[[ Listed records, beginning ]]

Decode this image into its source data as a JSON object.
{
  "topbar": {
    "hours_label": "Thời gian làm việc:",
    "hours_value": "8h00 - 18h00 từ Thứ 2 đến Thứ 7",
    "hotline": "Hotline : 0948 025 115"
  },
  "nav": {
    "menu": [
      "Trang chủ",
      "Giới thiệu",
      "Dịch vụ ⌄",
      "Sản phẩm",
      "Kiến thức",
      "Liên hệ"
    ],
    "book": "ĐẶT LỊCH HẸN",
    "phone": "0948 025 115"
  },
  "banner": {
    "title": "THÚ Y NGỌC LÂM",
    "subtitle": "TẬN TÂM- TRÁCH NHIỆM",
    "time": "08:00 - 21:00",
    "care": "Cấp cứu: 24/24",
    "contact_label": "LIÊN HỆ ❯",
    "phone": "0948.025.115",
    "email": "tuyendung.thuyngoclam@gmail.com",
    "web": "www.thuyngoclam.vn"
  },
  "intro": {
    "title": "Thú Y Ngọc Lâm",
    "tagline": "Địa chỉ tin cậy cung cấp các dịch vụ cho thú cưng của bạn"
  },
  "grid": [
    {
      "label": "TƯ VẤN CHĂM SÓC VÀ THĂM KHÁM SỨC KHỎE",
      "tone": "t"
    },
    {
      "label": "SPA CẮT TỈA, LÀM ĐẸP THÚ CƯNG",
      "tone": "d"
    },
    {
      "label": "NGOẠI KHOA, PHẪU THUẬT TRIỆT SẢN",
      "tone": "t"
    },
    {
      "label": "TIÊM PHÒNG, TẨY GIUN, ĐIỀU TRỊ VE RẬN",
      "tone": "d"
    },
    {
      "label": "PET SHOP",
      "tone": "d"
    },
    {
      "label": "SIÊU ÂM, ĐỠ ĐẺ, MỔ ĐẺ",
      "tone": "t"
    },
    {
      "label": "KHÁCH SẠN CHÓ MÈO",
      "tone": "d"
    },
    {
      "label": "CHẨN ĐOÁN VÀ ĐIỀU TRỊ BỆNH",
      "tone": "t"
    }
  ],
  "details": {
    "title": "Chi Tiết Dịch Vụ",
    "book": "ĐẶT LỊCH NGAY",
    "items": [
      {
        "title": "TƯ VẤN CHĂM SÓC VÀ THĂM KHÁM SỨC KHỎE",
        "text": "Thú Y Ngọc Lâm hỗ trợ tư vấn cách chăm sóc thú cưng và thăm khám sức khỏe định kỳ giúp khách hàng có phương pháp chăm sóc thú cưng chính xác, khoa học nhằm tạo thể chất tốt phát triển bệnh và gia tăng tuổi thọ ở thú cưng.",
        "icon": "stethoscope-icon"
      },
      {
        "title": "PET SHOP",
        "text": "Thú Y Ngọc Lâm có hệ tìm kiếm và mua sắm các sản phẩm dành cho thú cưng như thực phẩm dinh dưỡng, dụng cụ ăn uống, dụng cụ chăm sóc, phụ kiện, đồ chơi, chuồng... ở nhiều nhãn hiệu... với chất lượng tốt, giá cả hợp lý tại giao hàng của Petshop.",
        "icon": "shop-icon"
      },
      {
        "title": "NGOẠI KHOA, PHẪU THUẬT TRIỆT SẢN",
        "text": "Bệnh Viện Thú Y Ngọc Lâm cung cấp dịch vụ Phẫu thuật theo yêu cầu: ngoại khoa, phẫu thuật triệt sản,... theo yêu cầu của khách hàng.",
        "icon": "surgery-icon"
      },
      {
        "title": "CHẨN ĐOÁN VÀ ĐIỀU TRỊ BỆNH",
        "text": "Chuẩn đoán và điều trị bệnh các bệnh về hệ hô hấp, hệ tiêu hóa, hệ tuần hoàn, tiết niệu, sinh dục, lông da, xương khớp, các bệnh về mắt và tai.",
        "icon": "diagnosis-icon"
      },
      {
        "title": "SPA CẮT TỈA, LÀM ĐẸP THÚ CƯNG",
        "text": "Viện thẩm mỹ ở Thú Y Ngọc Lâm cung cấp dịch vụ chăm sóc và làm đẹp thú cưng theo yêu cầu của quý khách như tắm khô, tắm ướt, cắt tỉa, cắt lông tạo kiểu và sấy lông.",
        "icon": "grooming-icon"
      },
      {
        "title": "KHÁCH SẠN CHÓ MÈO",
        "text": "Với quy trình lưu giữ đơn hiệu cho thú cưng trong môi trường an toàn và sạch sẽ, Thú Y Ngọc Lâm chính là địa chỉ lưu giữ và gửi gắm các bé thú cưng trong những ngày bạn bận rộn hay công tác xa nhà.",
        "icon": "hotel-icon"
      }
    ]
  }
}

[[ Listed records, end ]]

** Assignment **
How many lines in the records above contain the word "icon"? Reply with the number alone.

** Task response **
6